> _YOUR OBJECTIVE_:
Check every line below for the word "title" and copy each one that has it.

PROVIDED ENTRIES below:

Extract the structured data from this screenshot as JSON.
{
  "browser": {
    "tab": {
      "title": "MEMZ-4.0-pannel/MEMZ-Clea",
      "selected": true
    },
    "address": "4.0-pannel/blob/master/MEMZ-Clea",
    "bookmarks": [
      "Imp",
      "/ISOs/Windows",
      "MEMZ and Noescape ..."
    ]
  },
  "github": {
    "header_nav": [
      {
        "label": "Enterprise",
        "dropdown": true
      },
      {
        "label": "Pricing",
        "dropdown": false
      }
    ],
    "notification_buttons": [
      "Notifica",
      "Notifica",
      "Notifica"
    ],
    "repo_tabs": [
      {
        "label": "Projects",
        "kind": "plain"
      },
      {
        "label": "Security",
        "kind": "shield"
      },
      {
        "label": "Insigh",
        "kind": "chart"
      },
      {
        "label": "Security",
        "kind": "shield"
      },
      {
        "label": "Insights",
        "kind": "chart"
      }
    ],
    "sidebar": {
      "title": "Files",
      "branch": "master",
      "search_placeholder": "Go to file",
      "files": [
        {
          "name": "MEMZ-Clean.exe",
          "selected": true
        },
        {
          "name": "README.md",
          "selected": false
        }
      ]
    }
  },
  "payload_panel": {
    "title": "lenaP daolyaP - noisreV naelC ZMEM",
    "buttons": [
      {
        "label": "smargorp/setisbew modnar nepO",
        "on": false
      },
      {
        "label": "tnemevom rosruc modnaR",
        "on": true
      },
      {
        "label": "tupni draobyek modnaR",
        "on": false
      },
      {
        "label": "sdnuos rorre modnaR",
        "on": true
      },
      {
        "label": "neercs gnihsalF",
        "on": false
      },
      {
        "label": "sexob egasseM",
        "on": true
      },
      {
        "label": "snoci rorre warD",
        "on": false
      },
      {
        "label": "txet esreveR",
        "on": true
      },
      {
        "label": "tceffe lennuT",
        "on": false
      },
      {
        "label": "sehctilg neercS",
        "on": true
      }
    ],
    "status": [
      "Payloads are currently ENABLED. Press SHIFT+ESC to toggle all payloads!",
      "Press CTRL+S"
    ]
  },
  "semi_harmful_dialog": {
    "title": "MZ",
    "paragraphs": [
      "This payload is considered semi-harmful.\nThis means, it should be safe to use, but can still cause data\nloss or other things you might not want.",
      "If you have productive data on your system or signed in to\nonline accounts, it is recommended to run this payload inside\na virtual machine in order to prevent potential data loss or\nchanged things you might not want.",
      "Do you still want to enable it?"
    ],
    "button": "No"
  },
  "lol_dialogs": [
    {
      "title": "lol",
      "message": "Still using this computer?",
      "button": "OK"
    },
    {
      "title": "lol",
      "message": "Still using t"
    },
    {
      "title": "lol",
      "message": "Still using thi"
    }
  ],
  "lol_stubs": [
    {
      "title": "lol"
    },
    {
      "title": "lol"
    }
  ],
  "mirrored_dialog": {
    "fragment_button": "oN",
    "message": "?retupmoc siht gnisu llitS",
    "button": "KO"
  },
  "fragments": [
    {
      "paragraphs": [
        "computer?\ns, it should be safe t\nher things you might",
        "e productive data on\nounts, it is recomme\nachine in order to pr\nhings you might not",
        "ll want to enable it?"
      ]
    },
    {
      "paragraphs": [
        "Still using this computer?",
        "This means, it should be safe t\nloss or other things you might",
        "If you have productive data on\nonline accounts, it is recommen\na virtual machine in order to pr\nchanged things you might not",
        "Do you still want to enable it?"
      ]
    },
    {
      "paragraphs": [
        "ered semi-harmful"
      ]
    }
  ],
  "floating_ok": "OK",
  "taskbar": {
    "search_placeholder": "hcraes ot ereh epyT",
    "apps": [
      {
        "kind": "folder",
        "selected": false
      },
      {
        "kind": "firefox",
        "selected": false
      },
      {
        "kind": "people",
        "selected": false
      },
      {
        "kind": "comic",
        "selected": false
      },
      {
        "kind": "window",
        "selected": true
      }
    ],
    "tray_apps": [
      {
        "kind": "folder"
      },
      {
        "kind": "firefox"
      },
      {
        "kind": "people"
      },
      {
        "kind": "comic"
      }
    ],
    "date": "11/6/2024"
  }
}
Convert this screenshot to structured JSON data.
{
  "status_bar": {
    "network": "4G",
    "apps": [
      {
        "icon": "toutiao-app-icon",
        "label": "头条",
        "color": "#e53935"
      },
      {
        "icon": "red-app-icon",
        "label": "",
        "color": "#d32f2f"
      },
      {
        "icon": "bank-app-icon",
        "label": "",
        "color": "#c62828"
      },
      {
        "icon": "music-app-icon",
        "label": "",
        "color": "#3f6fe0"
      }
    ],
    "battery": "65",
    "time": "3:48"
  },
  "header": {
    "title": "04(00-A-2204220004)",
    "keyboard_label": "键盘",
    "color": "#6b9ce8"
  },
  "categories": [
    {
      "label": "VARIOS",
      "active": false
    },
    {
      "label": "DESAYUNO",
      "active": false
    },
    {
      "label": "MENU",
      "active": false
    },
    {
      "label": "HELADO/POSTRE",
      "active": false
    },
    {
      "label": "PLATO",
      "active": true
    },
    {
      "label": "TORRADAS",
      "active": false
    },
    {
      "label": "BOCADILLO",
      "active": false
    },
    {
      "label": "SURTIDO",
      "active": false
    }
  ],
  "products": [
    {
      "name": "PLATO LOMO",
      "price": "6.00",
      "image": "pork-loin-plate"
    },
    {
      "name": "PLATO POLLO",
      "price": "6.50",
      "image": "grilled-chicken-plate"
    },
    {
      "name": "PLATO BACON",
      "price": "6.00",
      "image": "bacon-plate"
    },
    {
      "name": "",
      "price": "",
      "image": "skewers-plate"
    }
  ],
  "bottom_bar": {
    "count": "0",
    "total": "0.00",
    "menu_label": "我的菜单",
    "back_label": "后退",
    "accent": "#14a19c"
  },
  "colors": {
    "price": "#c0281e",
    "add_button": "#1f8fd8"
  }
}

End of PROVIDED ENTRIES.

> _ANSWER AREA_:
      "title": "MEMZ-4.0-pannel/MEMZ-Clea",
      "title": "Files",
    "title": "lenaP daolyaP - noisreV naelC ZMEM",
    "title": "MZ",
      "title": "lol",
      "title": "lol",
      "title": "lol",
      "title": "lol"
      "title": "lol"
    "title": "04(00-A-2204220004)",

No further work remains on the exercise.